TASK OBJECTIVE
Write out each line of the entries below that holds the word "text".

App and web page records
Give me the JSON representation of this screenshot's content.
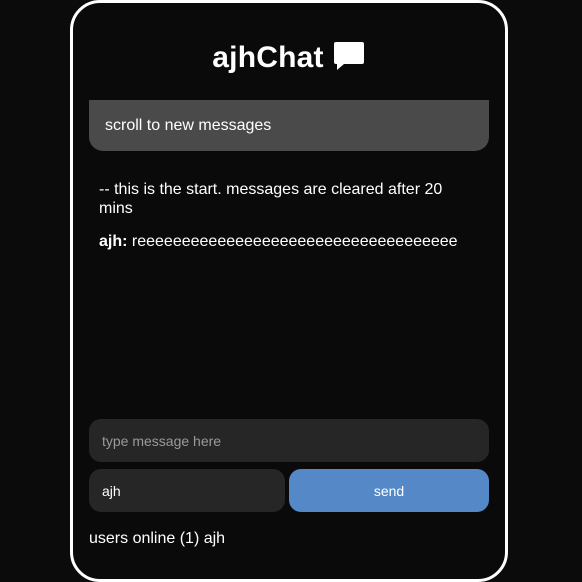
{
  "app": {
    "title": "ajhChat",
    "title_icon": "chat-bubble-icon"
  },
  "banner": {
    "text": "scroll to new messages"
  },
  "messages": [
    {
      "author": "",
      "text": "-- this is the start. messages are cleared after 20 mins"
    },
    {
      "author": "ajh:",
      "text": "reeeeeeeeeeeeeeeeeeeeeeeeeeeeeeeeeeee"
    }
  ],
  "composer": {
    "message_placeholder": "type message here",
    "message_value": "",
    "name_value": "ajh",
    "send_label": "send"
  },
  "users": {
    "text": "users online (1) ajh"
  },
  "colors": {
    "background": "#0b0b0b",
    "banner": "#4a4a4a",
    "input": "#262626",
    "send_button": "#5588c7",
    "frame_border": "#ffffff"
  }
}
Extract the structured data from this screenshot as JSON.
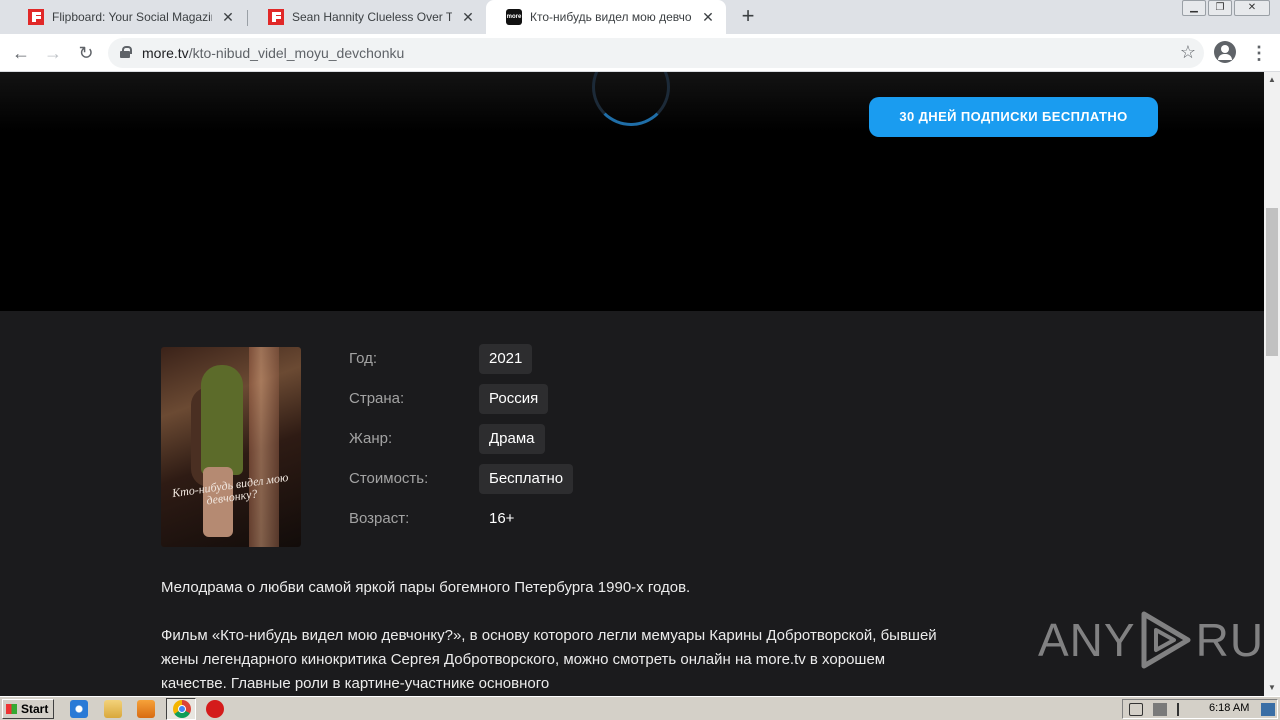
{
  "browser": {
    "tabs": [
      {
        "title": "Flipboard: Your Social Magazine",
        "icon": "flipboard-icon",
        "active": false
      },
      {
        "title": "Sean Hannity Clueless Over Tucker C",
        "icon": "flipboard-icon",
        "active": false
      },
      {
        "title": "Кто-нибудь видел мою девчонку?",
        "icon": "more-tv-icon",
        "active": true
      }
    ],
    "close_glyph": "✕",
    "new_tab_glyph": "+",
    "url_host": "more.tv",
    "url_path": "/kto-nibud_videl_moyu_devchonku"
  },
  "page": {
    "promo_button": "30 ДНЕЙ ПОДПИСКИ БЕСПЛАТНО",
    "poster_title": "Кто-нибудь видел мою девчонку?",
    "details": [
      {
        "label": "Год:",
        "value": "2021"
      },
      {
        "label": "Страна:",
        "value": "Россия"
      },
      {
        "label": "Жанр:",
        "value": "Драма"
      },
      {
        "label": "Стоимость:",
        "value": "Бесплатно"
      },
      {
        "label": "Возраст:",
        "value": "16+"
      }
    ],
    "description": [
      "Мелодрама о любви самой яркой пары богемного Петербурга 1990-х годов.",
      "Фильм «Кто-нибудь видел мою девчонку?», в основу которого легли мемуары Карины Добротворской, бывшей жены легендарного кинокритика Сергея Добротворского, можно смотреть онлайн на more.tv в хорошем качестве. Главные роли в картине-участнике основного"
    ],
    "watermark_left": "ANY",
    "watermark_right": "RUN"
  },
  "taskbar": {
    "start_label": "Start",
    "clock": "6:18 AM"
  },
  "colors": {
    "accent": "#1a9cf0",
    "page_bg": "#1b1b1d",
    "player_bg": "#000000"
  }
}
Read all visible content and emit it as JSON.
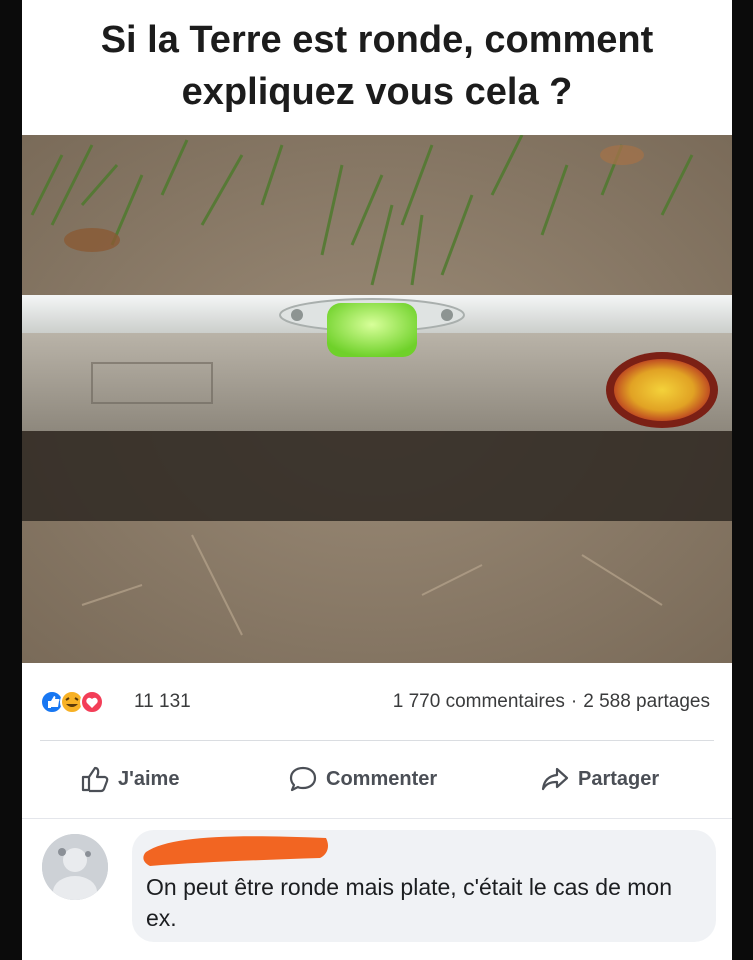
{
  "post": {
    "title": "Si la Terre est ronde, comment expliquez vous cela ?"
  },
  "photo": {
    "description_icon": "spirit-level-photo-icon"
  },
  "stats": {
    "reaction_count": "11 131",
    "comments": "1 770 commentaires",
    "separator": "·",
    "shares": "2 588 partages",
    "reaction_icons": [
      "like-reaction-icon",
      "haha-reaction-icon",
      "love-reaction-icon"
    ]
  },
  "actions": {
    "like_label": "J'aime",
    "comment_label": "Commenter",
    "share_label": "Partager"
  },
  "comment": {
    "text": "On peut être ronde mais plate, c'était le cas de mon ex."
  },
  "colors": {
    "like_blue": "#1877f2",
    "love_red": "#f33e58",
    "haha_yellow": "#f7b125",
    "redaction_orange": "#f26522"
  }
}
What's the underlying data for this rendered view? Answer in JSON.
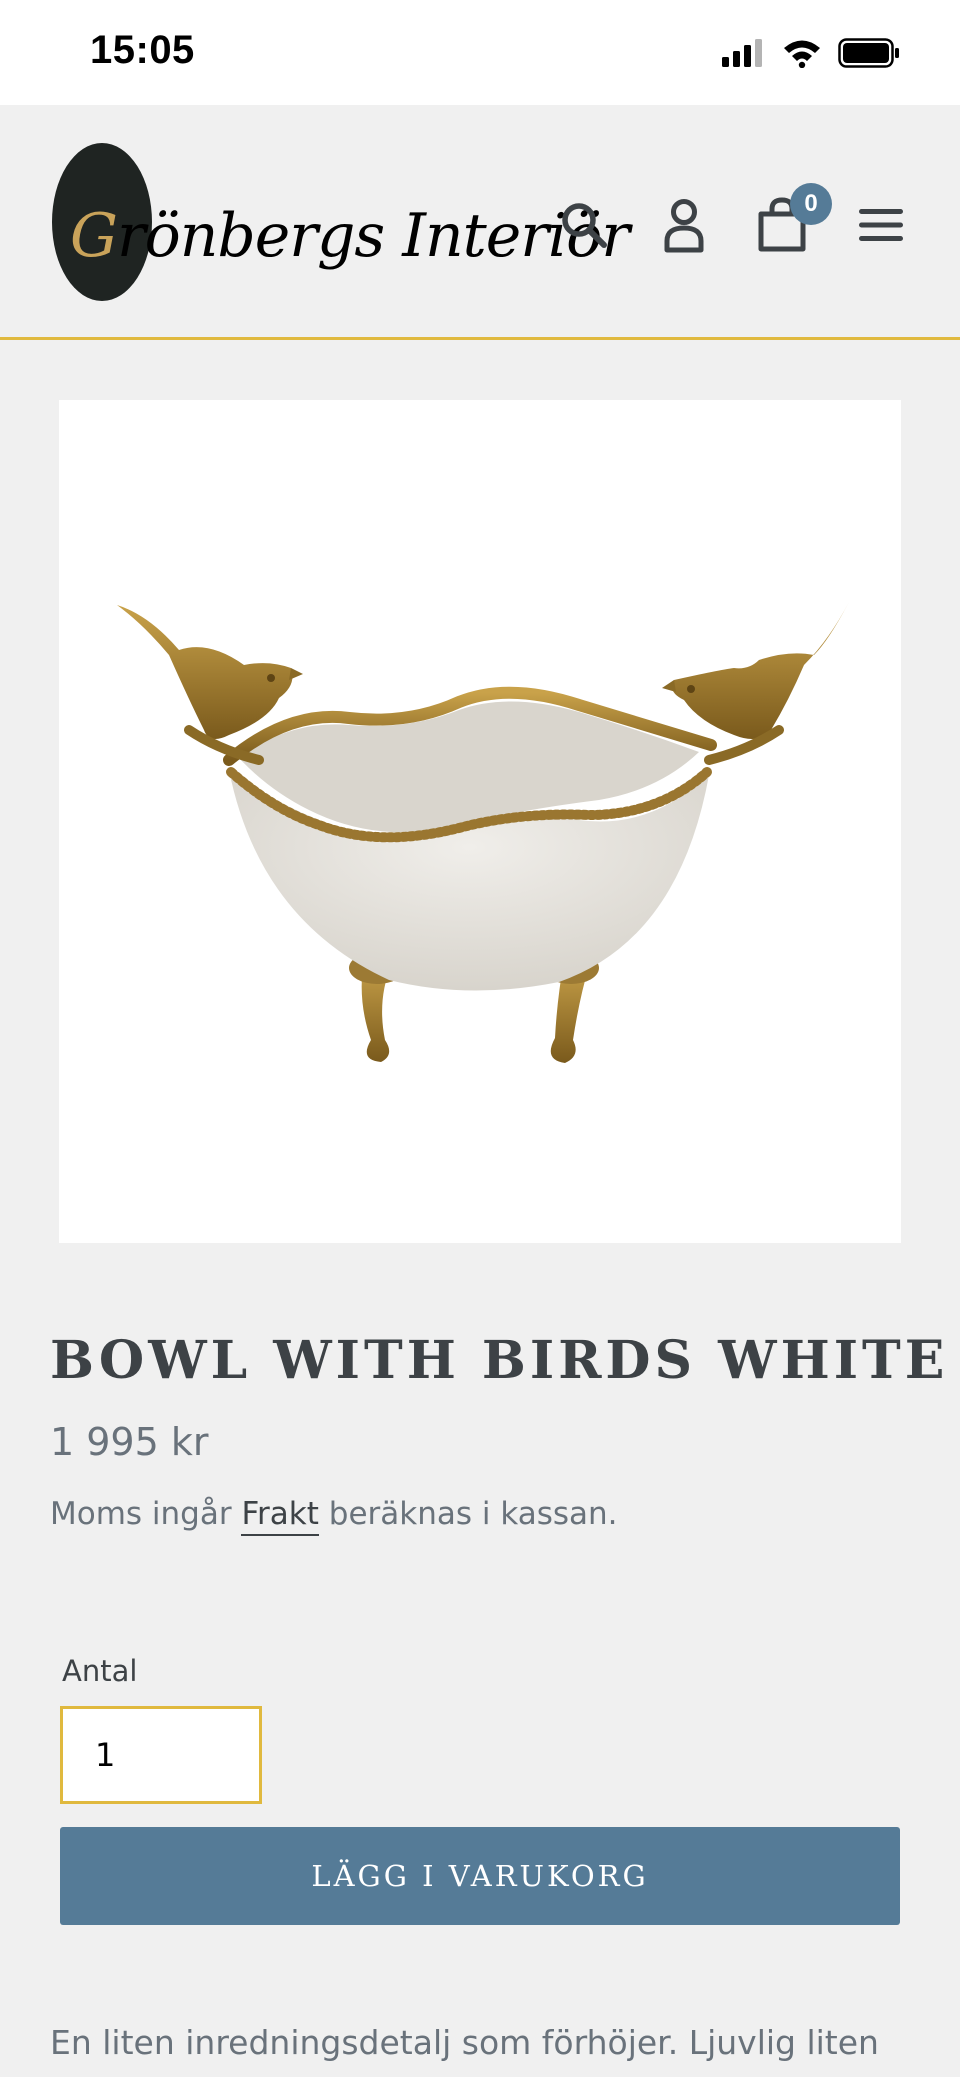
{
  "status_bar": {
    "time": "15:05"
  },
  "header": {
    "logo_initial": "G",
    "logo_rest": "rönbergs Interiör",
    "cart_count": "0"
  },
  "product": {
    "title": "BOWL WITH BIRDS WHITE",
    "price": "1 995 kr",
    "tax_prefix": "Moms ingår",
    "shipping_link": "Frakt",
    "tax_suffix": "beräknas i kassan.",
    "quantity_label": "Antal",
    "quantity_value": "1",
    "add_to_cart_label": "LÄGG I VARUKORG",
    "description": "En liten inredningsdetalj som förhöjer. Ljuvlig liten"
  },
  "colors": {
    "accent_gold": "#e0b93e",
    "button_blue": "#557b97",
    "background": "#f0f0f0",
    "bronze": "#a07c32"
  }
}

RESPONSE
    "text": "scroll to new messages"
      "text": "-- this is the start. messages are cleared after 20 mins"
      "text": "reeeeeeeeeeeeeeeeeeeeeeeeeeeeeeeeeeee"
    "text": "users online (1) ajh"
    "text": "On peut être ronde mais plate, c'était le cas de mon ex."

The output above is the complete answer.